In other words, if a new approach to Information, Advice and Guidance is to be effective then we need to start by ‘supporting the supporters’ and not to think about them as being peripheral or secondary to student decision-making.

One of the most crucial groups of influencers are, of course, teachers and careers advisers. Given the immense and shifting complexities of the ‘choice landscape’ and the everyday demands of school and college life, teachers need help and training in providing outstanding support to students. One example of this training is our Access Champions programme, which helps senior teachers to improve their school's systems for supporting students getting ready for life after schools or college.
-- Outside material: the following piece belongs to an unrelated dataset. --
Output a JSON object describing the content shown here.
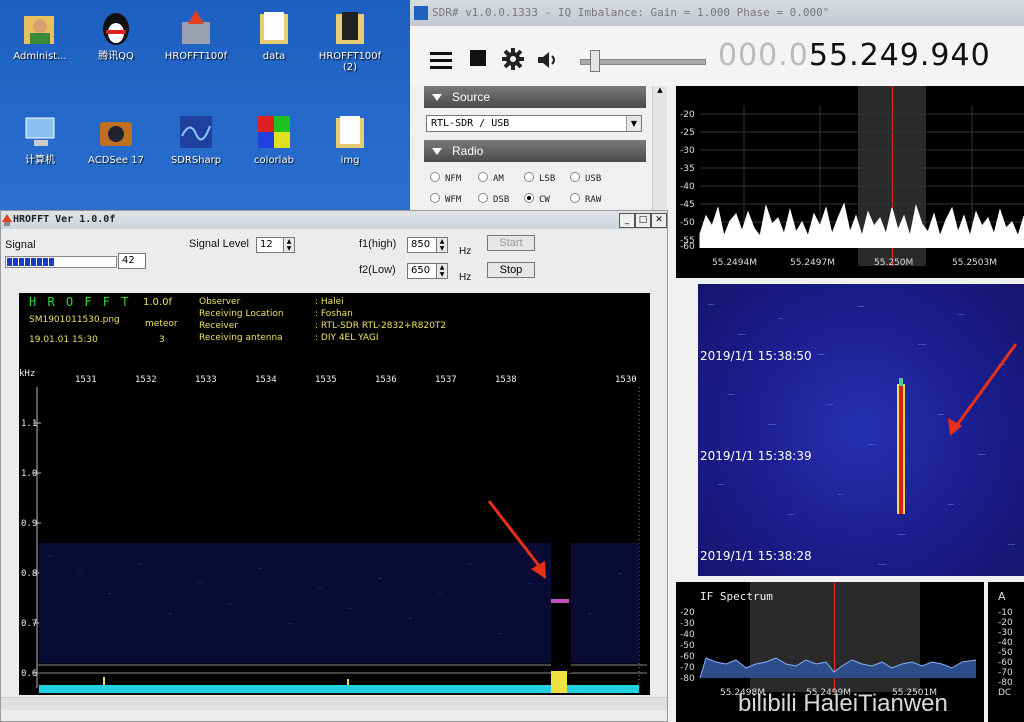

Like the Office for Students, we would like to see long-term sustainable changes which will contribute to their ambitious target of closing the gap in access between the most and least advantaged students within a generation. If we are going to achieve this, we need to ensure that teachers are given the ongoing support and training they need to make a vital difference.